Being the first highland I’ve tried so far the Ardmore Traditional Cask is most definitely unique. Having been in production for over 100 years the Ardmore distillery has some pretty rich history, including still using Peat originating from the moss they started with in 1899, one of their facts that I found most interesting. If you have the time check out their site and read a little more.
Nose: Maple, sugar, beef franks, cherries and a strong hit of peat. There is a strange type of sour/sweet smell that reminds my of beef franks for some reason but that is closely followed by a fruit reminiscent of cherries.

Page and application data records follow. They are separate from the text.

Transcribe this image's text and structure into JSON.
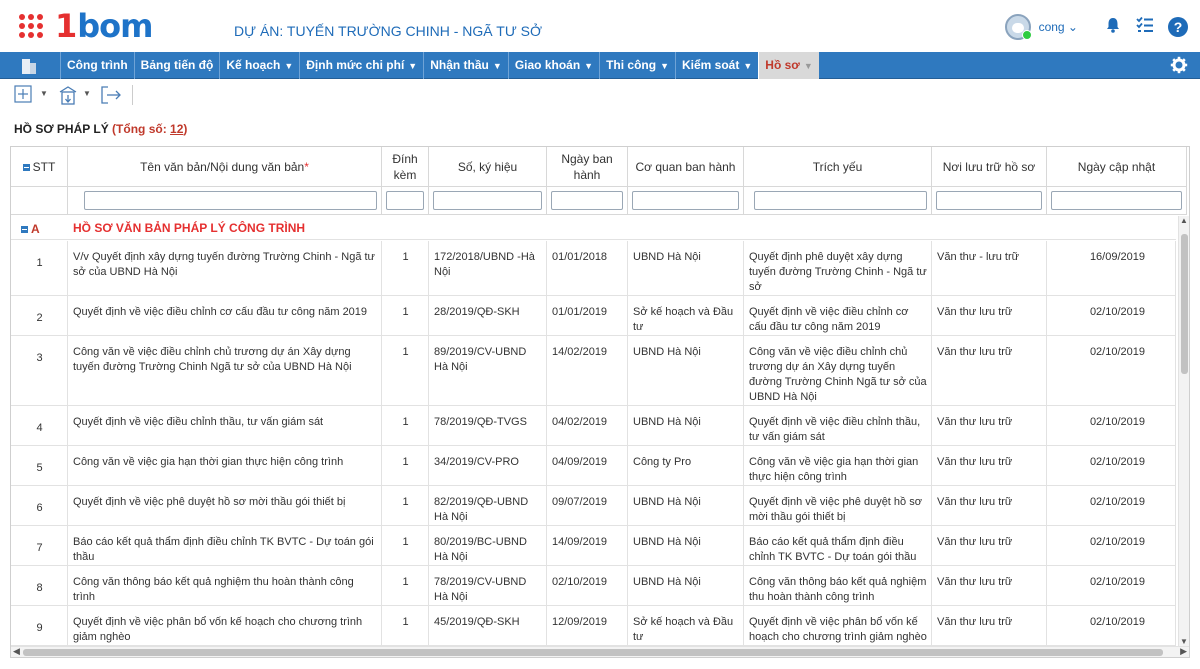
{
  "header": {
    "logo_1": "1",
    "logo_text": "bom",
    "project_title": "DỰ ÁN: TUYẾN TRƯỜNG CHINH - NGÃ TƯ SỞ",
    "user": "cong ⌄",
    "icons": [
      "apps-grid-icon",
      "avatar",
      "bell-icon",
      "checklist-icon",
      "help-icon"
    ]
  },
  "nav": {
    "items": [
      {
        "label": "Công trình",
        "caret": ""
      },
      {
        "label": "Bảng tiến độ",
        "caret": ""
      },
      {
        "label": "Kế hoạch",
        "caret": "▼"
      },
      {
        "label": "Định mức chi phí",
        "caret": "▼"
      },
      {
        "label": "Nhận thầu",
        "caret": "▼"
      },
      {
        "label": "Giao khoán",
        "caret": "▼"
      },
      {
        "label": "Thi công",
        "caret": "▼"
      },
      {
        "label": "Kiểm soát",
        "caret": "▼"
      },
      {
        "label": "Hồ sơ",
        "caret": "▼"
      }
    ],
    "active_index": 8
  },
  "section": {
    "title": "HỒ SƠ PHÁP LÝ",
    "count_label": "(Tổng số: ",
    "count": "12",
    "count_close": ")"
  },
  "table": {
    "headers": {
      "stt": "STT",
      "name": "Tên văn bản/Nội dung văn bản",
      "name_req": "*",
      "attach": "Đính kèm",
      "number": "Số, ký hiệu",
      "issued": "Ngày ban hành",
      "agency": "Cơ quan ban hành",
      "summary": "Trích yếu",
      "storage": "Nơi lưu trữ hồ sơ",
      "updated": "Ngày cập nhật"
    },
    "group": {
      "code": "A",
      "title": "HỒ SƠ VĂN BẢN PHÁP LÝ CÔNG TRÌNH"
    },
    "rows": [
      {
        "stt": "1",
        "name": "V/v Quyết định xây dựng tuyến đường Trường Chinh - Ngã tư sở của UBND Hà Nội",
        "attach": "1",
        "number": "172/2018/UBND -Hà Nội",
        "issued": "01/01/2018",
        "agency": "UBND Hà Nội",
        "summary": "Quyết định phê duyệt xây dựng tuyến đường Trường Chinh - Ngã tư sở",
        "storage": "Văn thư - lưu trữ",
        "updated": "16/09/2019"
      },
      {
        "stt": "2",
        "name": "Quyết định về việc điều chỉnh cơ cấu đầu tư công năm 2019",
        "attach": "1",
        "number": "28/2019/QĐ-SKH",
        "issued": "01/01/2019",
        "agency": "Sở kế hoạch và Đầu tư",
        "summary": "Quyết định về việc điều chỉnh cơ cấu đầu tư công năm 2019",
        "storage": "Văn thư lưu trữ",
        "updated": "02/10/2019"
      },
      {
        "stt": "3",
        "name": "Công văn về việc điều chỉnh chủ trương dự án Xây dựng tuyến đường Trường Chinh Ngã tư sở của UBND Hà Nội",
        "attach": "1",
        "number": "89/2019/CV-UBND Hà Nội",
        "issued": "14/02/2019",
        "agency": "UBND Hà Nội",
        "summary": "Công văn về việc điều chỉnh chủ trương dự án Xây dựng tuyến đường Trường Chinh Ngã tư sở của UBND Hà Nội",
        "storage": "Văn thư lưu trữ",
        "updated": "02/10/2019"
      },
      {
        "stt": "4",
        "name": "Quyết định về việc điều chỉnh thầu, tư vấn giám sát",
        "attach": "1",
        "number": "78/2019/QĐ-TVGS",
        "issued": "04/02/2019",
        "agency": "UBND Hà Nội",
        "summary": "Quyết định về việc điều chỉnh thầu, tư vấn giám sát",
        "storage": "Văn thư lưu trữ",
        "updated": "02/10/2019"
      },
      {
        "stt": "5",
        "name": "Công văn về việc gia hạn thời gian thực hiện công trình",
        "attach": "1",
        "number": "34/2019/CV-PRO",
        "issued": "04/09/2019",
        "agency": "Công ty Pro",
        "summary": "Công văn về việc gia hạn thời gian thực hiện công trình",
        "storage": "Văn thư lưu trữ",
        "updated": "02/10/2019"
      },
      {
        "stt": "6",
        "name": "Quyết định về việc phê duyệt hồ sơ mời thầu gói thiết bị",
        "attach": "1",
        "number": "82/2019/QĐ-UBND Hà Nội",
        "issued": "09/07/2019",
        "agency": "UBND Hà Nội",
        "summary": "Quyết định về việc phê duyệt hồ sơ mời thầu gói thiết bị",
        "storage": "Văn thư lưu trữ",
        "updated": "02/10/2019"
      },
      {
        "stt": "7",
        "name": "Báo cáo kết quả thẩm định điều chỉnh TK BVTC - Dự toán gói thầu",
        "attach": "1",
        "number": "80/2019/BC-UBND Hà Nội",
        "issued": "14/09/2019",
        "agency": "UBND Hà Nội",
        "summary": "Báo cáo kết quả thẩm định điều chỉnh TK BVTC - Dự toán gói thầu",
        "storage": "Văn thư lưu trữ",
        "updated": "02/10/2019"
      },
      {
        "stt": "8",
        "name": "Công văn thông báo kết quả nghiệm thu hoàn thành công trình",
        "attach": "1",
        "number": "78/2019/CV-UBND Hà Nội",
        "issued": "02/10/2019",
        "agency": "UBND Hà Nội",
        "summary": "Công văn thông báo kết quả nghiệm thu hoàn thành công trình",
        "storage": "Văn thư lưu trữ",
        "updated": "02/10/2019"
      },
      {
        "stt": "9",
        "name": "Quyết định về việc phân bổ vốn kế hoạch cho chương trình giảm nghèo",
        "attach": "1",
        "number": "45/2019/QĐ-SKH",
        "issued": "12/09/2019",
        "agency": "Sở kế hoạch và Đầu tư",
        "summary": "Quyết định về việc phân bổ vốn kế hoạch cho chương trình giảm nghèo",
        "storage": "Văn thư lưu trữ",
        "updated": "02/10/2019"
      }
    ]
  }
}
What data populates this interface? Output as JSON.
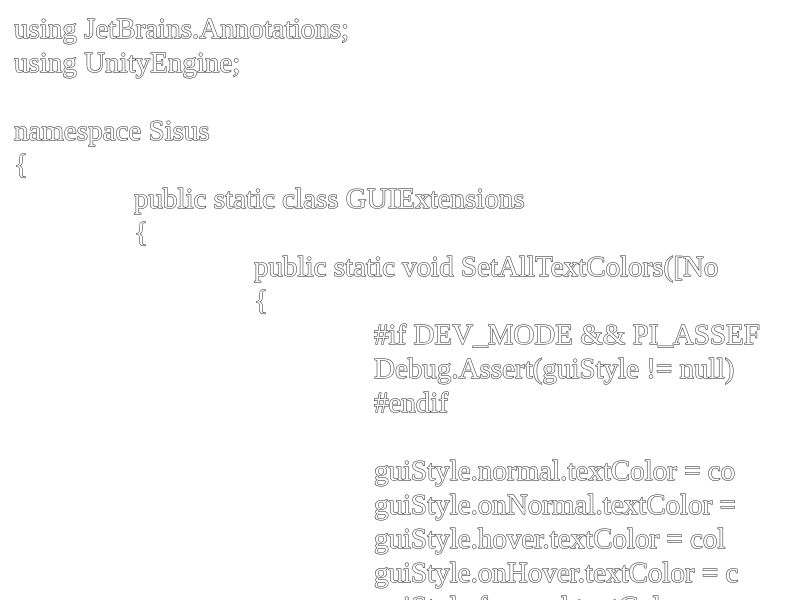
{
  "code": {
    "lines": [
      {
        "indent": 0,
        "text": "using JetBrains.Annotations;"
      },
      {
        "indent": 0,
        "text": "using UnityEngine;"
      },
      {
        "indent": 0,
        "text": ""
      },
      {
        "indent": 0,
        "text": "namespace Sisus"
      },
      {
        "indent": 0,
        "text": "{"
      },
      {
        "indent": 1,
        "text": "public static class GUIExtensions"
      },
      {
        "indent": 1,
        "text": "{"
      },
      {
        "indent": 2,
        "text": "public static void SetAllTextColors([No"
      },
      {
        "indent": 2,
        "text": "{"
      },
      {
        "indent": 3,
        "text": "#if DEV_MODE && PI_ASSEF"
      },
      {
        "indent": 3,
        "text": "Debug.Assert(guiStyle != null)"
      },
      {
        "indent": 3,
        "text": "#endif"
      },
      {
        "indent": 0,
        "text": ""
      },
      {
        "indent": 3,
        "text": "guiStyle.normal.textColor = co"
      },
      {
        "indent": 3,
        "text": "guiStyle.onNormal.textColor ="
      },
      {
        "indent": 3,
        "text": "guiStyle.hover.textColor = col"
      },
      {
        "indent": 3,
        "text": "guiStyle.onHover.textColor = c"
      },
      {
        "indent": 3,
        "text": "guiStyle.focused.textColor"
      }
    ]
  }
}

Palate: Sweet fruit, chocolate, lavender, brown sugar, dry wheat, and a heavy peat. This one tastes a lot like a fresh oak campfire in the best way. It is unlike any scotch I’ve tried yet although I imagine it is a good example of a Highland malt as this is my first from that region.
Finish: A short finish leaving the peat as the main thing to hold on. Not a lot for me to say here.
Overall: 6 out of 10
I like this one, it’s unique enough to stand out from the others I have tried so far which will make me come back to it.
The Macallan 10 year from their Fine Oak collection is my favorite Single Malt Scotch to date. Now with that strong of an opening statement I suppose I should elaborate on why I feel that way.
Nose: A very wooden nose with a thick maple syrup and brown sugar feeling, the weight of this one seems to almost pull your nose down to the drink itself, drawing you in as a warm hearth would in the cold of winter.
Palate: Very calm on the tongue with a mild heat and a thick body this Scotch goes down more smoothly than any I’ve tried yet. It has a pallor oak flavor reaching forward, a hint of berries, and a burning hum of a wasps wings.
Finish: A lengthly finish leaving most of it’s flavor then as it dies out you get a hint of dark chocolate.
Overall: 8 out of 10
Being a triple cask matured single malt from the Speyside region this scotch has seen the insides of European oak casks seasoned with sherry, American oak casks seasoned with Bourbon, and American oak casks seasoned also seasoned with Sherry. It’s a minimum 10 year and this scotch really feels like it has come of age. The taste it leaves you with is very mellow, very smooth, and of the ones I have tried so far (about eight) this one is the best.